Elder Ballard offered five suggestions to best utilize mission leadership councils.

First, don’t preach. "Instead, implement the Lord’s council system.”

Second, provide a vision. “An effective mission president has a vision. And it doesn’t have to include every detail in the beginning of what you want to do.”

Third, encourage free expression. “Have your mission leaders discuss and suggest how to accomplish the vision you present according to the scriptures, prophetic teachings of modern prophets and apostles, Preach My Gospel and the current guidelines and directions from the Missionary Department.”

Fourth, empower sister training leaders by listening to them and encouraging their participation. “Please unlock one of the most important resources you will have in the mission — your sister training leaders.”

And fifth, practice until the council system is deeply rooted into the mission culture. “Develop a team spirit that will jointly bring about success.”

Elder Ballard defined the term “mission culture” as “an expression that defines what happens when you are not present.”

Presiding over a mission demands patience, he said.
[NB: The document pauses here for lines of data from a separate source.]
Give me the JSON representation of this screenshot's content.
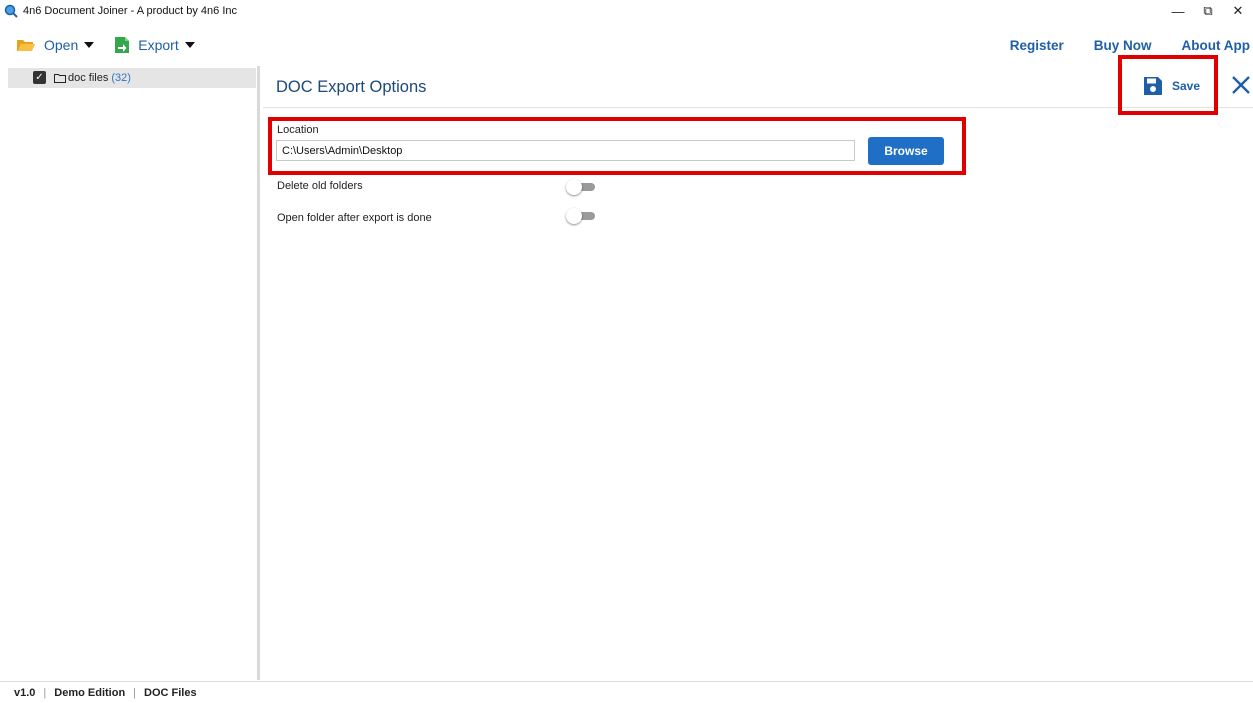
{
  "window": {
    "title": "4n6 Document Joiner - A product by 4n6 Inc",
    "controls": {
      "minimize": "—",
      "restore": "⧉",
      "close": "✕"
    }
  },
  "toolbar": {
    "open_label": "Open",
    "export_label": "Export",
    "register_label": "Register",
    "buy_now_label": "Buy Now",
    "about_label": "About App"
  },
  "tree": {
    "items": [
      {
        "label": "doc files",
        "count": "(32)",
        "checked": true
      }
    ]
  },
  "panel": {
    "title": "DOC Export Options",
    "save_label": "Save",
    "location_label": "Location",
    "location_value": "C:\\Users\\Admin\\Desktop",
    "browse_label": "Browse",
    "options": [
      {
        "label": "Delete old folders",
        "enabled": false
      },
      {
        "label": "Open folder after export is done",
        "enabled": false
      }
    ]
  },
  "status": {
    "version": "v1.0",
    "edition": "Demo Edition",
    "mode": "DOC Files",
    "separator": "|"
  },
  "colors": {
    "accent": "#1e5fa8",
    "button": "#1f6fc6",
    "highlight": "#e00000",
    "count": "#2f74c0"
  }
}
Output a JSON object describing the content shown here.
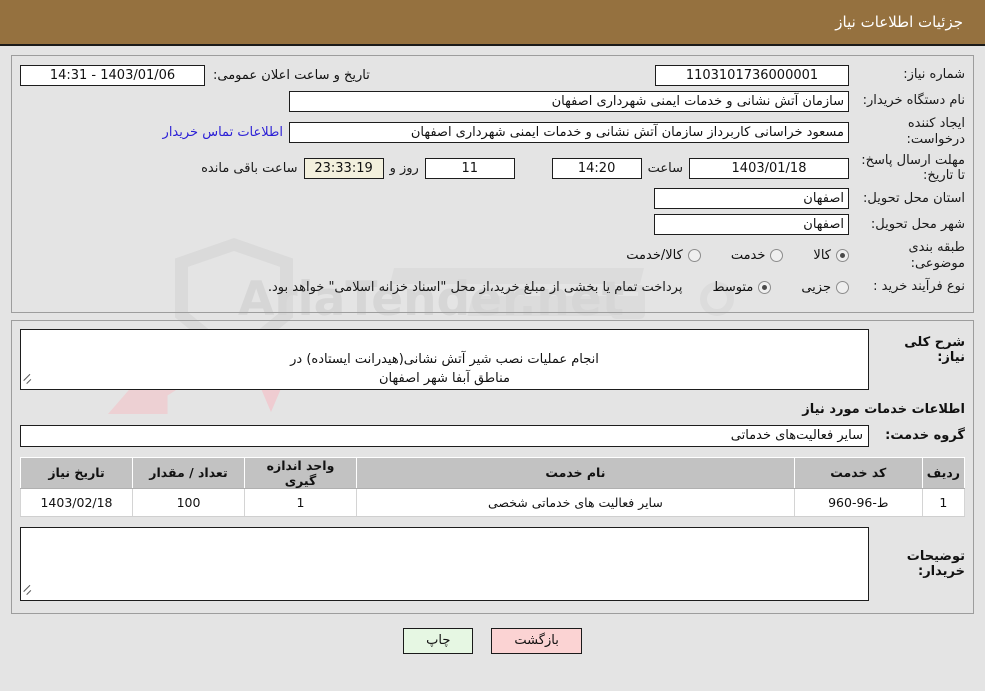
{
  "header": {
    "title": "جزئیات اطلاعات نیاز"
  },
  "form": {
    "need_number": {
      "label": "شماره نیاز:",
      "value": "1103101736000001"
    },
    "public_announce": {
      "label": "تاریخ و ساعت اعلان عمومی:",
      "value": "1403/01/06 - 14:31"
    },
    "buyer_org": {
      "label": "نام دستگاه خریدار:",
      "value": "سازمان آتش نشانی و خدمات ایمنی شهرداری اصفهان"
    },
    "creator": {
      "label": "ایجاد کننده درخواست:",
      "value": "مسعود خراسانی کاربرداز سازمان آتش نشانی و خدمات ایمنی شهرداری اصفهان"
    },
    "contact_link": "اطلاعات تماس خریدار",
    "deadline": {
      "label": "مهلت ارسال پاسخ: تا تاریخ:",
      "date": "1403/01/18",
      "time_label": "ساعت",
      "time": "14:20",
      "days": "11",
      "days_label": "روز و",
      "countdown": "23:33:19",
      "countdown_label": "ساعت باقی مانده"
    },
    "province": {
      "label": "استان محل تحویل:",
      "value": "اصفهان"
    },
    "city": {
      "label": "شهر محل تحویل:",
      "value": "اصفهان"
    },
    "category": {
      "label": "طبقه بندی موضوعی:",
      "options": [
        {
          "label": "کالا",
          "selected": true
        },
        {
          "label": "خدمت",
          "selected": false
        },
        {
          "label": "کالا/خدمت",
          "selected": false
        }
      ]
    },
    "purchase_type": {
      "label": "نوع فرآیند خرید :",
      "options": [
        {
          "label": "جزیی",
          "selected": false
        },
        {
          "label": "متوسط",
          "selected": true
        }
      ],
      "note": "پرداخت تمام یا بخشی از مبلغ خرید،از محل \"اسناد خزانه اسلامی\" خواهد بود."
    }
  },
  "description": {
    "label": "شرح کلی نیاز:",
    "value": "انجام عملیات نصب شیر آتش نشانی(هیدرانت ایستاده) در\nمناطق آبفا شهر اصفهان"
  },
  "services_section": {
    "heading": "اطلاعات خدمات مورد نیاز",
    "group": {
      "label": "گروه خدمت:",
      "value": "سایر فعالیت‌های خدماتی"
    },
    "table": {
      "columns": [
        "ردیف",
        "کد خدمت",
        "نام خدمت",
        "واحد اندازه گیری",
        "تعداد / مقدار",
        "تاریخ نیاز"
      ],
      "rows": [
        {
          "radif": "1",
          "code": "ط-96-960",
          "name": "سایر فعالیت های خدماتی شخصی",
          "unit": "1",
          "qty": "100",
          "date": "1403/02/18"
        }
      ]
    }
  },
  "buyer_notes": {
    "label": "توضیحات خریدار:",
    "value": ""
  },
  "footer": {
    "back_label": "بازگشت",
    "print_label": "چاپ"
  },
  "watermark": {
    "text": "AriaTender.net"
  }
}
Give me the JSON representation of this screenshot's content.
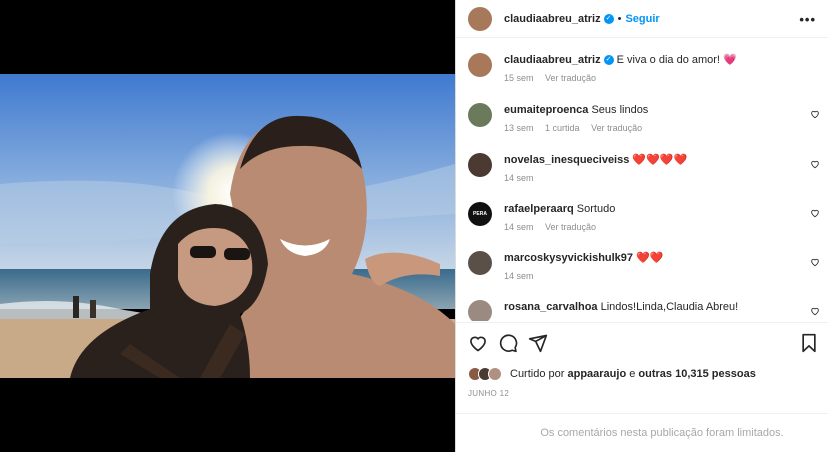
{
  "post": {
    "username": "claudiaabreu_atriz",
    "separator": "•",
    "follow_label": "Seguir",
    "more_label": "•••",
    "caption": {
      "username": "claudiaabreu_atriz",
      "text": "E viva o dia do amor! 💗",
      "time": "15 sem",
      "translate": "Ver tradução"
    }
  },
  "comments": [
    {
      "username": "eumaiteproenca",
      "text": "Seus lindos",
      "time": "13 sem",
      "likes": "1 curtida",
      "translate": "Ver tradução",
      "avatar_color": "#6b7a5a"
    },
    {
      "username": "novelas_inesqueciveiss",
      "text": "❤️❤️❤️❤️",
      "time": "14 sem",
      "likes": "",
      "translate": "",
      "avatar_color": "#4a3a32"
    },
    {
      "username": "rafaelperaarq",
      "text": "Sortudo",
      "time": "14 sem",
      "likes": "",
      "translate": "Ver tradução",
      "avatar_color": "#111111",
      "avatar_text": "PERA"
    },
    {
      "username": "marcoskysyvickishulk97",
      "text": "❤️❤️",
      "time": "14 sem",
      "likes": "",
      "translate": "",
      "avatar_color": "#5a5048"
    },
    {
      "username": "rosana_carvalhoa",
      "text": "Lindos!Linda,Claudia Abreu!",
      "time": "",
      "likes": "",
      "translate": "",
      "avatar_color": "#9a8a80"
    }
  ],
  "likes": {
    "prefix": "Curtido por",
    "user": "appaaraujo",
    "middle": "e",
    "others": "outras 10,315 pessoas"
  },
  "date": "JUNHO 12",
  "limited_text": "Os comentários nesta publicação foram limitados.",
  "colors": {
    "accent": "#0095f6",
    "heart": "#ed4956",
    "muted": "#8e8e8e"
  }
}
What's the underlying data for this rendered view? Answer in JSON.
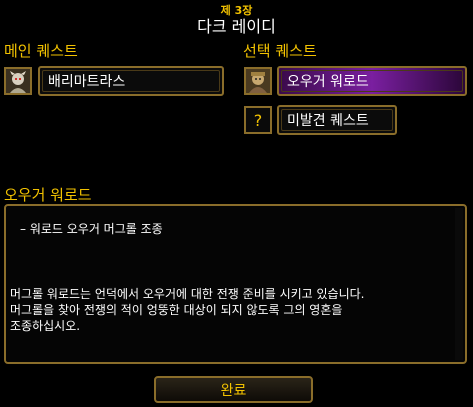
{
  "header": {
    "chapter": "제 3장",
    "title": "다크 레이디"
  },
  "main_quest": {
    "label": "메인 퀘스트",
    "item": "배리마트라스",
    "icon": "npc-portrait-icon"
  },
  "optional_quest": {
    "label": "선택 퀘스트",
    "items": [
      {
        "label": "오우거 워로드",
        "icon": "npc-portrait-icon",
        "selected": true
      },
      {
        "label": "미발견 퀘스트",
        "icon": "question-mark-icon",
        "selected": false
      }
    ]
  },
  "detail": {
    "title": "오우거 워로드",
    "objective": "–  워로드 오우거 머그롤 조종",
    "description": "머그롤 워로드는 언덕에서 오우거에 대한 전쟁 준비를 시키고 있습니다.\n머그롤을 찾아 전쟁의 적이 엉뚱한 대상이 되지 않도록 그의 영혼을\n조종하십시오."
  },
  "buttons": {
    "complete": "완료"
  },
  "colors": {
    "gold": "#f2c200",
    "border": "#8a6d2a",
    "selected": "#7a1fa0"
  }
}
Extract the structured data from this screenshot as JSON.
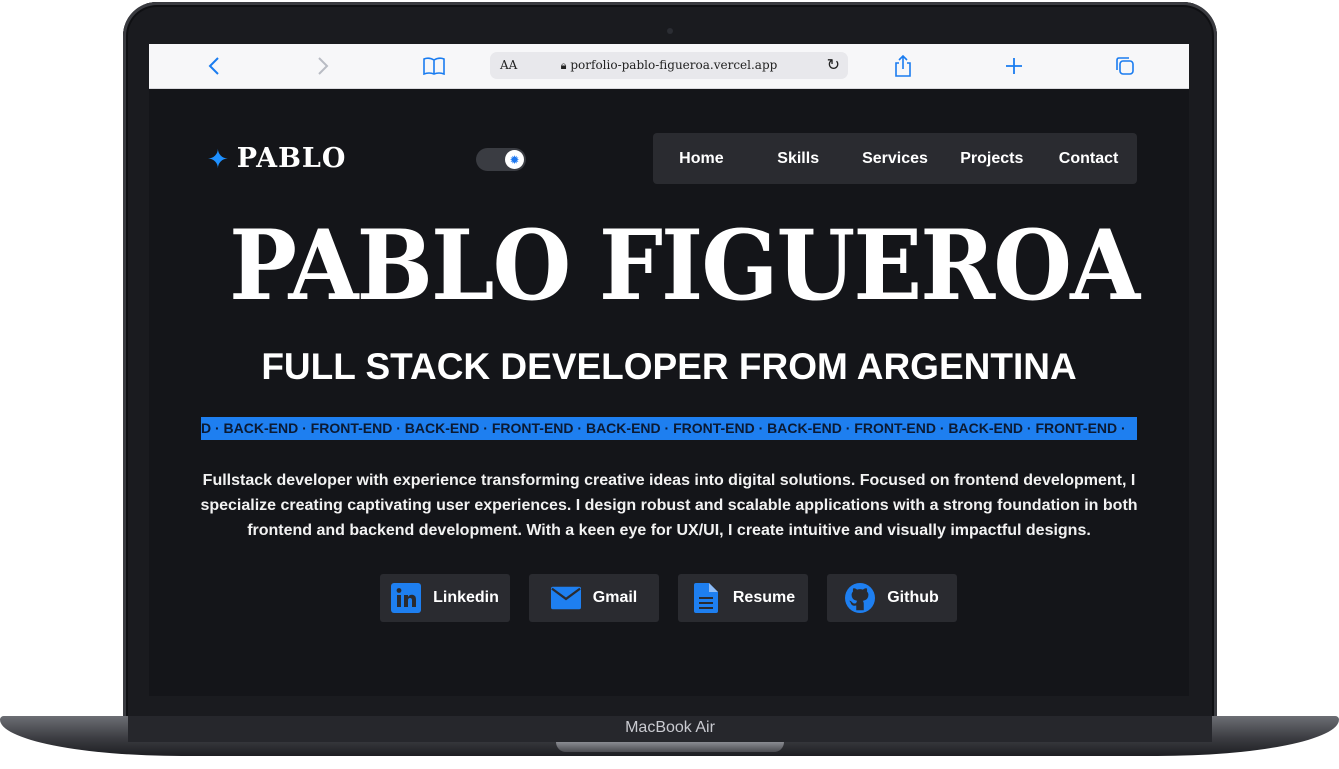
{
  "device": {
    "model_label": "MacBook Air"
  },
  "browser": {
    "aa_label": "AA",
    "url": "porfolio-pablo-figueroa.vercel.app"
  },
  "site": {
    "logo_text": "PABLO",
    "nav": [
      "Home",
      "Skills",
      "Services",
      "Projects",
      "Contact"
    ],
    "hero_name": "PABLO FIGUEROA",
    "subtitle": "FULL STACK DEVELOPER FROM ARGENTINA",
    "marquee": "D · BACK-END · FRONT-END · BACK-END · FRONT-END · BACK-END · FRONT-END · BACK-END · FRONT-END · BACK-END · FRONT-END ·",
    "description": "Fullstack developer with experience transforming creative ideas into digital solutions. Focused on frontend development, I specialize creating captivating user experiences. I design robust and scalable applications with a strong foundation in both frontend and backend development. With a keen eye for UX/UI, I create intuitive and visually impactful designs.",
    "links": [
      {
        "label": "Linkedin",
        "icon": "linkedin-icon"
      },
      {
        "label": "Gmail",
        "icon": "mail-icon"
      },
      {
        "label": "Resume",
        "icon": "document-icon"
      },
      {
        "label": "Github",
        "icon": "github-icon"
      }
    ]
  },
  "colors": {
    "accent": "#1e7ff0",
    "background": "#141519",
    "panel": "#2a2b30"
  }
}
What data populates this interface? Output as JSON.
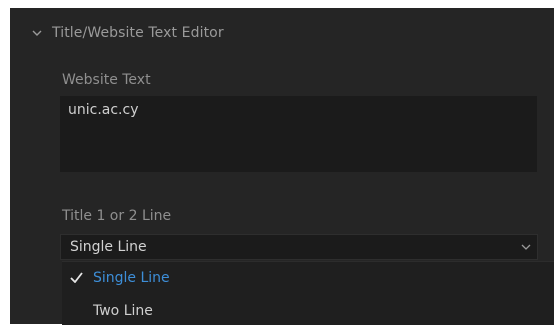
{
  "section": {
    "title": "Title/Website Text Editor",
    "expanded": true,
    "icon": "chevron-down-icon"
  },
  "website_text": {
    "label": "Website Text",
    "value": "unic.ac.cy"
  },
  "title_lines": {
    "label": "Title 1 or 2 Line",
    "selected": "Single Line",
    "caret_icon": "chevron-down-icon",
    "options": [
      {
        "label": "Single Line",
        "checked": true
      },
      {
        "label": "Two Line",
        "checked": false
      }
    ]
  },
  "colors": {
    "panel_bg": "#252525",
    "field_bg": "#1b1b1b",
    "selected_option": "#3d8ed8",
    "text": "#cfcfcf"
  }
}
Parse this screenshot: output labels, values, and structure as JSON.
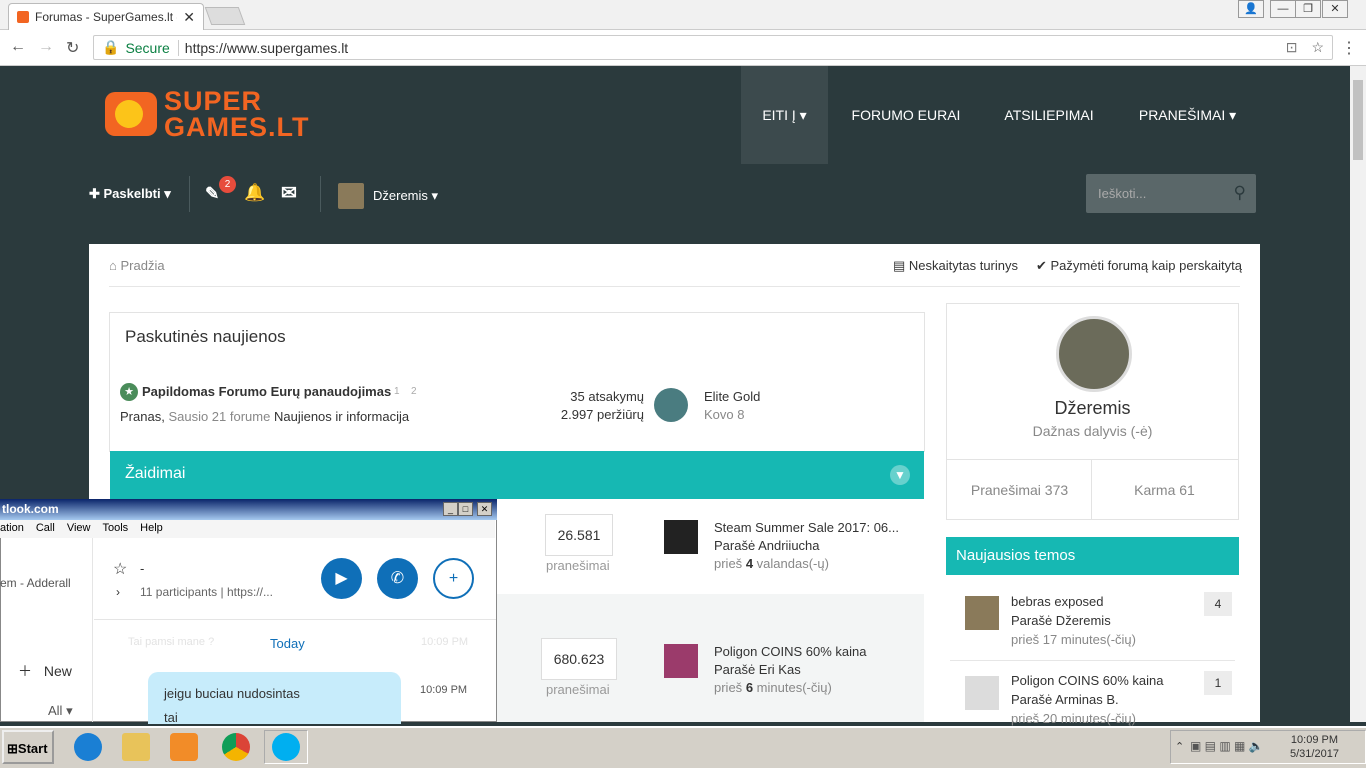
{
  "browser": {
    "tab_title": "Forumas - SuperGames.lt - ",
    "secure_label": "Secure",
    "url": "https://www.supergames.lt"
  },
  "site": {
    "logo_line1": "SUPER",
    "logo_line2a": "GAMES",
    "logo_line2b": ".LT",
    "nav": [
      "EITI Į",
      "FORUMO EURAI",
      "ATSILIEPIMAI",
      "PRANEŠIMAI"
    ],
    "post_btn": "Paskelbti",
    "notif_count": "2",
    "user": "Džeremis",
    "search_placeholder": "Ieškoti..."
  },
  "page": {
    "breadcrumb": "Pradžia",
    "unread": "Neskaitytas turinys",
    "mark_read": "Pažymėti forumą kaip perskaitytą",
    "news_title": "Paskutinės naujienos",
    "news_topic": {
      "title": "Papildomas Forumo Eurų panaudojimas",
      "pages": [
        "1",
        "2"
      ],
      "author": "Pranas,",
      "date_in": "Sausio 21 forume",
      "forum": "Naujienos ir informacija",
      "replies": "35 atsakymų",
      "views": "2.997 peržiūrų",
      "last_user": "Elite Gold",
      "last_date": "Kovo 8"
    },
    "section": "Žaidimai",
    "forums": [
      {
        "count": "26.581",
        "label": "pranešimai",
        "topic": "Steam Summer Sale 2017: 06...",
        "by": "Parašė Andriiucha",
        "when_pre": "prieš",
        "when_num": "4",
        "when_post": "valandas(-ų)"
      },
      {
        "count": "680.623",
        "label": "pranešimai",
        "topic": "Poligon COINS 60% kaina",
        "by": "Parašė Eri Kas",
        "when_pre": "prieš",
        "when_num": "6",
        "when_post": "minutes(-čių)"
      }
    ]
  },
  "sidebar": {
    "name": "Džeremis",
    "role": "Dažnas dalyvis (-ė)",
    "posts": "Pranešimai 373",
    "karma": "Karma 61",
    "new_topics_title": "Naujausios temos",
    "topics": [
      {
        "title": "bebras exposed",
        "by": "Parašė Džeremis",
        "when": "prieš 17 minutes(-čių)",
        "count": "4"
      },
      {
        "title": "Poligon COINS 60% kaina",
        "by": "Parašė Arminas B.",
        "when": "prieš 20 minutes(-čių)",
        "count": "1"
      }
    ]
  },
  "skype": {
    "title": "tlook.com",
    "menu": [
      "ation",
      "Call",
      "View",
      "Tools",
      "Help"
    ],
    "left_item": "em - Adderall",
    "new_label": "New",
    "all_label": "All",
    "chat_name": "-",
    "participants": "11 participants",
    "link": "https://...",
    "today": "Today",
    "faded_msg": "Tai pamsi mane ?",
    "faded_time": "10:09 PM",
    "msg_line1": "jeigu buciau nudosintas",
    "msg_line2": "tai",
    "msg_time": "10:09 PM"
  },
  "taskbar": {
    "start": "Start",
    "time": "10:09 PM",
    "date": "5/31/2017"
  }
}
Missionaries come and go every six weeks, so the mission president and his wife must teach and practice the council system again and again throughout their mission.

Elder Ballard then offered some additional suggestions for new mission presidents:

• Emphasize that to train a new missionary is the most important leadership assignment. “Point out that among the leadership assignments in the mission, training is the one that requires the most trust from you and the blessing of the Lord.”

• Identify missionaries who desire to find, teach and baptize. “Your leaders must be young men and women who desire to find people to teach. Finding is the key to missionary work.”